■ **Items from an interface collection**:

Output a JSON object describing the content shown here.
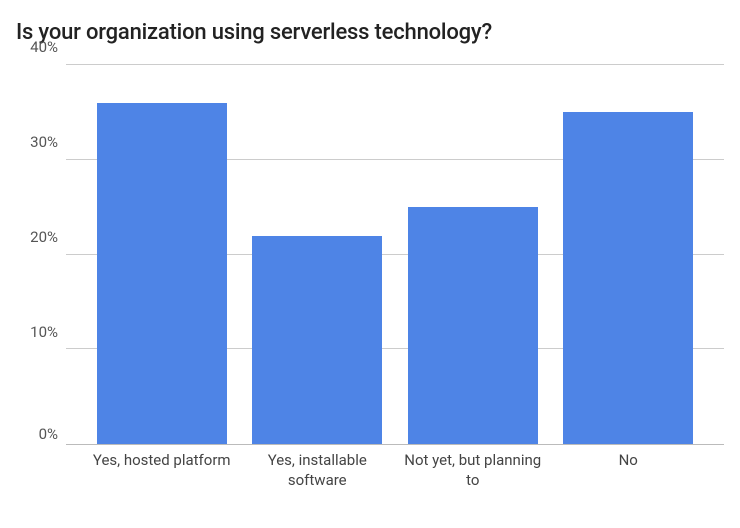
{
  "chart_data": {
    "type": "bar",
    "title": "Is your organization using serverless technology?",
    "categories": [
      "Yes, hosted platform",
      "Yes, installable software",
      "Not yet, but planning to",
      "No"
    ],
    "values": [
      36,
      22,
      25,
      35
    ],
    "xlabel": "",
    "ylabel": "",
    "ylim": [
      0,
      40
    ],
    "yticks": [
      0,
      10,
      20,
      30,
      40
    ],
    "ytick_labels": [
      "0%",
      "10%",
      "20%",
      "30%",
      "40%"
    ],
    "bar_color": "#4e84e6"
  }
}
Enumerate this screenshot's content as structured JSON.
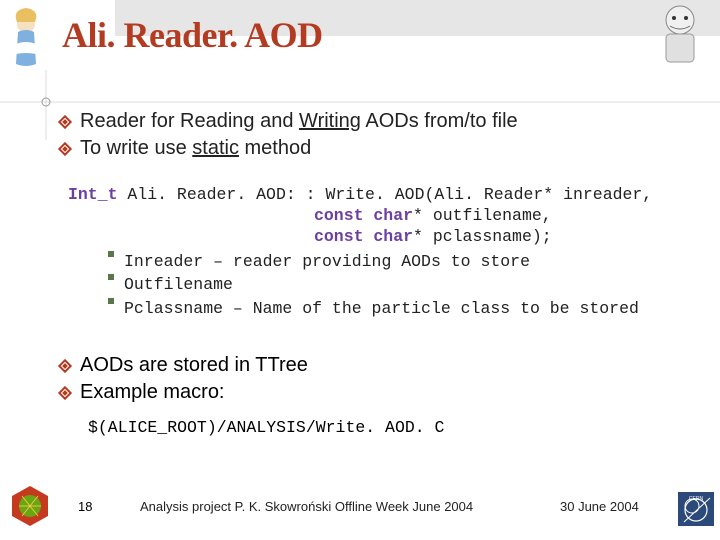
{
  "title": "Ali. Reader. AOD",
  "bullets_top": [
    {
      "pre": "Reader for Reading and ",
      "u": "Writing",
      "post": " AODs from/to file"
    },
    {
      "pre": "To write use ",
      "u": "static",
      "post": " method"
    }
  ],
  "code": {
    "kw": "Int_t",
    "rest1": " Ali. Reader. AOD: : Write. AOD(Ali. Reader* inreader,",
    "kw2a": "const char",
    "rest2": "* outfilename,",
    "kw2b": "const char",
    "rest3": "* pclassname);"
  },
  "sub_bullets": [
    "Inreader – reader providing AODs to store",
    "Outfilename",
    "Pclassname – Name of the particle class to be stored"
  ],
  "bullets_lower": [
    "AODs are stored in TTree",
    "Example macro:"
  ],
  "macro": "$(ALICE_ROOT)/ANALYSIS/Write. AOD. C",
  "footer": {
    "page": "18",
    "center": "Analysis project  P. K. Skowroński   Offline Week June 2004",
    "right": "30 June 2004"
  }
}
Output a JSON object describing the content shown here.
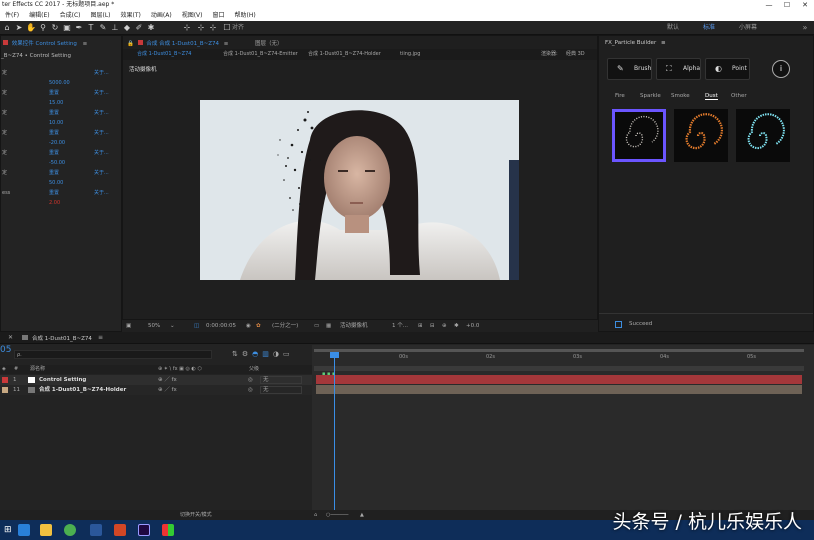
{
  "window": {
    "title": "ter Effects CC 2017 - 无标题项目.aep *"
  },
  "menu": [
    "件(F)",
    "编辑(E)",
    "合成(C)",
    "图层(L)",
    "效果(T)",
    "动画(A)",
    "视图(V)",
    "窗口",
    "帮助(H)"
  ],
  "toolbar": {
    "align_label": "对齐"
  },
  "workspaces": [
    {
      "label": "默认",
      "active": false
    },
    {
      "label": "标准",
      "active": true
    },
    {
      "label": "小屏幕",
      "active": false
    }
  ],
  "effects_panel": {
    "header": "效果控件 Control Setting",
    "subheader": "_B~Z74 • Control Setting",
    "rows": [
      {
        "label": "定",
        "value": "",
        "link": "关于..."
      },
      {
        "label": "",
        "value": "5000.00",
        "link": ""
      },
      {
        "label": "定",
        "value": "重置",
        "link": "关于..."
      },
      {
        "label": "",
        "value": "15.00",
        "link": ""
      },
      {
        "label": "定",
        "value": "重置",
        "link": "关于..."
      },
      {
        "label": "",
        "value": "10.00",
        "link": ""
      },
      {
        "label": "定",
        "value": "重置",
        "link": "关于..."
      },
      {
        "label": "",
        "value": "-20.00",
        "link": ""
      },
      {
        "label": "定",
        "value": "重置",
        "link": "关于..."
      },
      {
        "label": "",
        "value": "-50.00",
        "link": ""
      },
      {
        "label": "定",
        "value": "重置",
        "link": "关于..."
      },
      {
        "label": "",
        "value": "50.00",
        "link": ""
      },
      {
        "label": "ess",
        "value": "重置",
        "link": "关于..."
      },
      {
        "label": "",
        "value": "2.00",
        "link": ""
      }
    ]
  },
  "composition": {
    "tab_label": "合成 合成 1-Dust01_B~Z74",
    "layer_tab": "图层（无）",
    "breadcrumbs": [
      "合成 1-Dust01_B~Z74",
      "合成 1-Dust01_B~Z74-Emitter",
      "合成 1-Dust01_B~Z74-Holder",
      "tiing.jpg"
    ],
    "renderer_label": "渲染器:",
    "renderer_value": "经典 3D",
    "camera_label": "活动摄像机",
    "footer": {
      "zoom": "50%",
      "timecode": "0:00:00:05",
      "resolution": "(二分之一)",
      "camera": "活动摄像机",
      "views": "1 个...",
      "exposure": "+0.0"
    }
  },
  "builder": {
    "title": "FX_Particle Builder",
    "buttons": [
      "Brush",
      "Alpha",
      "Point"
    ],
    "info_label": "i",
    "tabs": [
      {
        "label": "Fire",
        "active": false
      },
      {
        "label": "Sparkle",
        "active": false
      },
      {
        "label": "Smoke",
        "active": false
      },
      {
        "label": "Dust",
        "active": true
      },
      {
        "label": "Other",
        "active": false
      }
    ],
    "status": "Succeed"
  },
  "timeline": {
    "comp_tab": "合成 1-Dust01_B~Z74",
    "current_time": "05",
    "search_placeholder": "ρ.",
    "col_source": "源名称",
    "col_parent": "父级",
    "layers": [
      {
        "index": "1",
        "name": "Control Setting",
        "parent": "无",
        "color": "#c8393a"
      },
      {
        "index": "11",
        "name": "合成 1-Dust01_B~Z74-Holder",
        "parent": "无",
        "color": "#c6a882"
      }
    ],
    "ruler": [
      "00s",
      "02s",
      "03s",
      "04s",
      "05s"
    ],
    "footer_label": "切换开关/模式"
  },
  "watermark": "头条号 / 杭儿乐娱乐人"
}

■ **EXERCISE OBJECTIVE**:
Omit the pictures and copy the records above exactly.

■ **EXERCISE RESULT**:
Output a JSON object describing the content shown here.
{
  "chart_data": {
    "type": "bar",
    "title": "Is your organization using serverless technology?",
    "categories": [
      "Yes, hosted platform",
      "Yes, installable software",
      "Not yet, but planning to",
      "No"
    ],
    "values": [
      36,
      22,
      25,
      35
    ],
    "xlabel": "",
    "ylabel": "",
    "ylim": [
      0,
      40
    ],
    "yticks": [
      0,
      10,
      20,
      30,
      40
    ],
    "ytick_labels": [
      "0%",
      "10%",
      "20%",
      "30%",
      "40%"
    ],
    "bar_color": "#4e84e6"
  }
}
Enumerate this screenshot's content as structured JSON.
{
  "title": "Ali. Reader. AOD",
  "bullets_top": [
    {
      "pre": "Reader for Reading and ",
      "u": "Writing",
      "post": " AODs from/to file"
    },
    {
      "pre": "To write use ",
      "u": "static",
      "post": " method"
    }
  ],
  "code": {
    "kw": "Int_t",
    "rest1": " Ali. Reader. AOD: : Write. AOD(Ali. Reader* inreader,",
    "kw2a": "const char",
    "rest2": "* outfilename,",
    "kw2b": "const char",
    "rest3": "* pclassname);"
  },
  "sub_bullets": [
    "Inreader – reader providing AODs to store",
    "Outfilename",
    "Pclassname – Name of the particle class to be stored"
  ],
  "bullets_lower": [
    "AODs are stored in TTree",
    "Example macro:"
  ],
  "macro": "$(ALICE_ROOT)/ANALYSIS/Write. AOD. C",
  "footer": {
    "page": "18",
    "center": "Analysis project  P. K. Skowroński   Offline Week June 2004",
    "right": "30 June 2004"
  }
}
Output a JSON object describing the content shown here.
{
  "window": {
    "title": "ter Effects CC 2017 - 无标题项目.aep *"
  },
  "menu": [
    "件(F)",
    "编辑(E)",
    "合成(C)",
    "图层(L)",
    "效果(T)",
    "动画(A)",
    "视图(V)",
    "窗口",
    "帮助(H)"
  ],
  "toolbar": {
    "align_label": "对齐"
  },
  "workspaces": [
    {
      "label": "默认",
      "active": false
    },
    {
      "label": "标准",
      "active": true
    },
    {
      "label": "小屏幕",
      "active": false
    }
  ],
  "effects_panel": {
    "header": "效果控件 Control Setting",
    "subheader": "_B~Z74 • Control Setting",
    "rows": [
      {
        "label": "定",
        "value": "",
        "link": "关于..."
      },
      {
        "label": "",
        "value": "5000.00",
        "link": ""
      },
      {
        "label": "定",
        "value": "重置",
        "link": "关于..."
      },
      {
        "label": "",
        "value": "15.00",
        "link": ""
      },
      {
        "label": "定",
        "value": "重置",
        "link": "关于..."
      },
      {
        "label": "",
        "value": "10.00",
        "link": ""
      },
      {
        "label": "定",
        "value": "重置",
        "link": "关于..."
      },
      {
        "label": "",
        "value": "-20.00",
        "link": ""
      },
      {
        "label": "定",
        "value": "重置",
        "link": "关于..."
      },
      {
        "label": "",
        "value": "-50.00",
        "link": ""
      },
      {
        "label": "定",
        "value": "重置",
        "link": "关于..."
      },
      {
        "label": "",
        "value": "50.00",
        "link": ""
      },
      {
        "label": "ess",
        "value": "重置",
        "link": "关于..."
      },
      {
        "label": "",
        "value": "2.00",
        "link": ""
      }
    ]
  },
  "composition": {
    "tab_label": "合成 合成 1-Dust01_B~Z74",
    "layer_tab": "图层（无）",
    "breadcrumbs": [
      "合成 1-Dust01_B~Z74",
      "合成 1-Dust01_B~Z74-Emitter",
      "合成 1-Dust01_B~Z74-Holder",
      "tiing.jpg"
    ],
    "renderer_label": "渲染器:",
    "renderer_value": "经典 3D",
    "camera_label": "活动摄像机",
    "footer": {
      "zoom": "50%",
      "timecode": "0:00:00:05",
      "resolution": "(二分之一)",
      "camera": "活动摄像机",
      "views": "1 个...",
      "exposure": "+0.0"
    }
  },
  "builder": {
    "title": "FX_Particle Builder",
    "buttons": [
      "Brush",
      "Alpha",
      "Point"
    ],
    "info_label": "i",
    "tabs": [
      {
        "label": "Fire",
        "active": false
      },
      {
        "label": "Sparkle",
        "active": false
      },
      {
        "label": "Smoke",
        "active": false
      },
      {
        "label": "Dust",
        "active": true
      },
      {
        "label": "Other",
        "active": false
      }
    ],
    "status": "Succeed"
  },
  "timeline": {
    "comp_tab": "合成 1-Dust01_B~Z74",
    "current_time": "05",
    "search_placeholder": "ρ.",
    "col_source": "源名称",
    "col_parent": "父级",
    "layers": [
      {
        "index": "1",
        "name": "Control Setting",
        "parent": "无",
        "color": "#c8393a"
      },
      {
        "index": "11",
        "name": "合成 1-Dust01_B~Z74-Holder",
        "parent": "无",
        "color": "#c6a882"
      }
    ],
    "ruler": [
      "00s",
      "02s",
      "03s",
      "04s",
      "05s"
    ],
    "footer_label": "切换开关/模式"
  },
  "watermark": "头条号 / 杭儿乐娱乐人"
}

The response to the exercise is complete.